WORK TO COMPLETE: What follows is a set of records; restate each one word for word and drop the pictures.

Data records for software interfaces:
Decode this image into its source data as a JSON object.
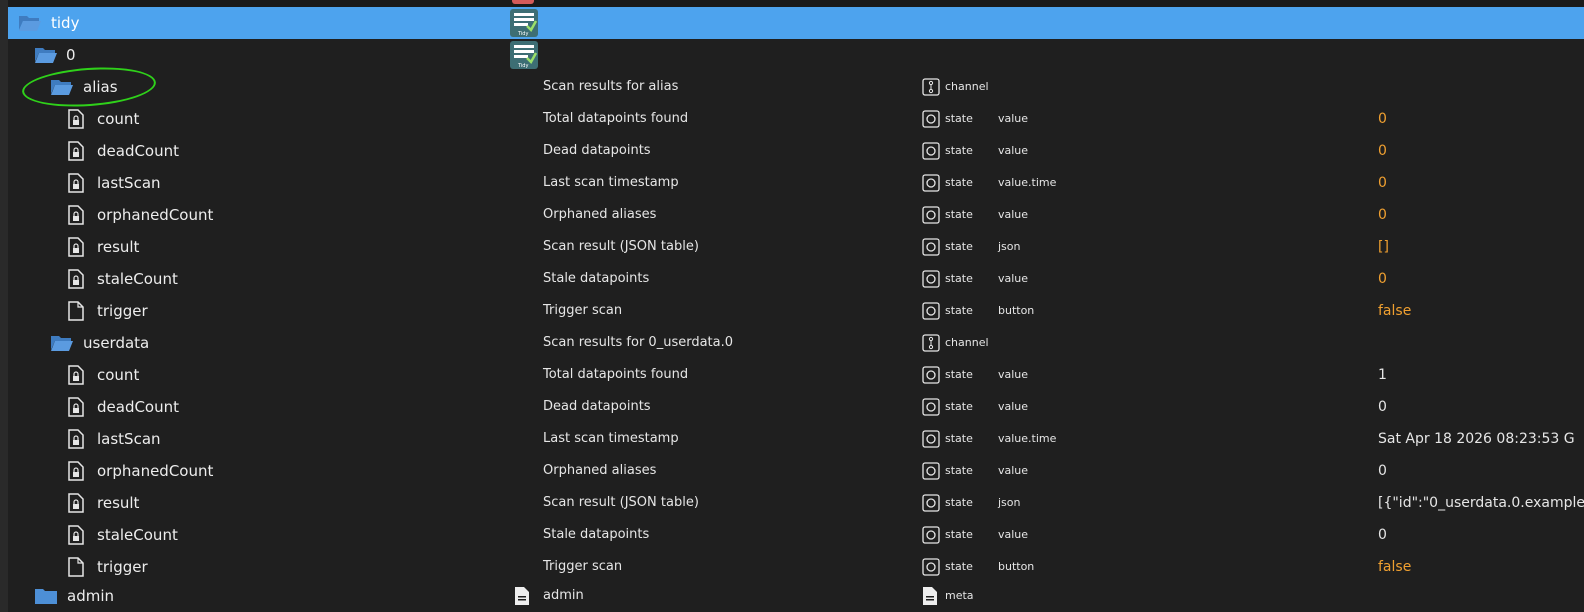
{
  "accent": "#4da3ee",
  "value_color_orange": "#f0a030",
  "annotation_color": "#2fd11a",
  "rows": [
    {
      "name": "tidy",
      "desc": "",
      "type": "",
      "role": "",
      "value": "",
      "icon": "folder-open-icon"
    },
    {
      "name": "0",
      "desc": "",
      "type": "",
      "role": "",
      "value": "",
      "icon": "folder-open-icon"
    },
    {
      "name": "alias",
      "desc": "Scan results for alias",
      "type": "channel",
      "role": "",
      "value": "",
      "icon": "folder-open-icon"
    },
    {
      "name": "count",
      "desc": "Total datapoints found",
      "type": "state",
      "role": "value",
      "value": "0",
      "icon": "locked-file-icon"
    },
    {
      "name": "deadCount",
      "desc": "Dead datapoints",
      "type": "state",
      "role": "value",
      "value": "0",
      "icon": "locked-file-icon"
    },
    {
      "name": "lastScan",
      "desc": "Last scan timestamp",
      "type": "state",
      "role": "value.time",
      "value": "0",
      "icon": "locked-file-icon"
    },
    {
      "name": "orphanedCount",
      "desc": "Orphaned aliases",
      "type": "state",
      "role": "value",
      "value": "0",
      "icon": "locked-file-icon"
    },
    {
      "name": "result",
      "desc": "Scan result (JSON table)",
      "type": "state",
      "role": "json",
      "value": "[]",
      "icon": "locked-file-icon"
    },
    {
      "name": "staleCount",
      "desc": "Stale datapoints",
      "type": "state",
      "role": "value",
      "value": "0",
      "icon": "locked-file-icon"
    },
    {
      "name": "trigger",
      "desc": "Trigger scan",
      "type": "state",
      "role": "button",
      "value": "false",
      "icon": "file-icon"
    },
    {
      "name": "userdata",
      "desc": "Scan results for 0_userdata.0",
      "type": "channel",
      "role": "",
      "value": "",
      "icon": "folder-open-icon"
    },
    {
      "name": "count",
      "desc": "Total datapoints found",
      "type": "state",
      "role": "value",
      "value": "1",
      "icon": "locked-file-icon"
    },
    {
      "name": "deadCount",
      "desc": "Dead datapoints",
      "type": "state",
      "role": "value",
      "value": "0",
      "icon": "locked-file-icon"
    },
    {
      "name": "lastScan",
      "desc": "Last scan timestamp",
      "type": "state",
      "role": "value.time",
      "value": "Sat Apr 18 2026 08:23:53 G",
      "icon": "locked-file-icon"
    },
    {
      "name": "orphanedCount",
      "desc": "Orphaned aliases",
      "type": "state",
      "role": "value",
      "value": "0",
      "icon": "locked-file-icon"
    },
    {
      "name": "result",
      "desc": "Scan result (JSON table)",
      "type": "state",
      "role": "json",
      "value": "[{\"id\":\"0_userdata.0.example",
      "icon": "locked-file-icon"
    },
    {
      "name": "staleCount",
      "desc": "Stale datapoints",
      "type": "state",
      "role": "value",
      "value": "0",
      "icon": "locked-file-icon"
    },
    {
      "name": "trigger",
      "desc": "Trigger scan",
      "type": "state",
      "role": "button",
      "value": "false",
      "icon": "file-icon"
    },
    {
      "name": "admin",
      "desc": "admin",
      "type": "meta",
      "role": "",
      "value": "",
      "icon": "folder-closed-icon"
    }
  ],
  "adapter_icon_label": "Tidy"
}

WRITTEN RESPONSE:
Decode this image into its source data as a JSON object.
{
  "accent": "#4da3ee",
  "value_color_orange": "#f0a030",
  "annotation_color": "#2fd11a",
  "rows": [
    {
      "name": "tidy",
      "desc": "",
      "type": "",
      "role": "",
      "value": "",
      "icon": "folder-open-icon"
    },
    {
      "name": "0",
      "desc": "",
      "type": "",
      "role": "",
      "value": "",
      "icon": "folder-open-icon"
    },
    {
      "name": "alias",
      "desc": "Scan results for alias",
      "type": "channel",
      "role": "",
      "value": "",
      "icon": "folder-open-icon"
    },
    {
      "name": "count",
      "desc": "Total datapoints found",
      "type": "state",
      "role": "value",
      "value": "0",
      "icon": "locked-file-icon"
    },
    {
      "name": "deadCount",
      "desc": "Dead datapoints",
      "type": "state",
      "role": "value",
      "value": "0",
      "icon": "locked-file-icon"
    },
    {
      "name": "lastScan",
      "desc": "Last scan timestamp",
      "type": "state",
      "role": "value.time",
      "value": "0",
      "icon": "locked-file-icon"
    },
    {
      "name": "orphanedCount",
      "desc": "Orphaned aliases",
      "type": "state",
      "role": "value",
      "value": "0",
      "icon": "locked-file-icon"
    },
    {
      "name": "result",
      "desc": "Scan result (JSON table)",
      "type": "state",
      "role": "json",
      "value": "[]",
      "icon": "locked-file-icon"
    },
    {
      "name": "staleCount",
      "desc": "Stale datapoints",
      "type": "state",
      "role": "value",
      "value": "0",
      "icon": "locked-file-icon"
    },
    {
      "name": "trigger",
      "desc": "Trigger scan",
      "type": "state",
      "role": "button",
      "value": "false",
      "icon": "file-icon"
    },
    {
      "name": "userdata",
      "desc": "Scan results for 0_userdata.0",
      "type": "channel",
      "role": "",
      "value": "",
      "icon": "folder-open-icon"
    },
    {
      "name": "count",
      "desc": "Total datapoints found",
      "type": "state",
      "role": "value",
      "value": "1",
      "icon": "locked-file-icon"
    },
    {
      "name": "deadCount",
      "desc": "Dead datapoints",
      "type": "state",
      "role": "value",
      "value": "0",
      "icon": "locked-file-icon"
    },
    {
      "name": "lastScan",
      "desc": "Last scan timestamp",
      "type": "state",
      "role": "value.time",
      "value": "Sat Apr 18 2026 08:23:53 G",
      "icon": "locked-file-icon"
    },
    {
      "name": "orphanedCount",
      "desc": "Orphaned aliases",
      "type": "state",
      "role": "value",
      "value": "0",
      "icon": "locked-file-icon"
    },
    {
      "name": "result",
      "desc": "Scan result (JSON table)",
      "type": "state",
      "role": "json",
      "value": "[{\"id\":\"0_userdata.0.example",
      "icon": "locked-file-icon"
    },
    {
      "name": "staleCount",
      "desc": "Stale datapoints",
      "type": "state",
      "role": "value",
      "value": "0",
      "icon": "locked-file-icon"
    },
    {
      "name": "trigger",
      "desc": "Trigger scan",
      "type": "state",
      "role": "button",
      "value": "false",
      "icon": "file-icon"
    },
    {
      "name": "admin",
      "desc": "admin",
      "type": "meta",
      "role": "",
      "value": "",
      "icon": "folder-closed-icon"
    }
  ],
  "adapter_icon_label": "Tidy"
}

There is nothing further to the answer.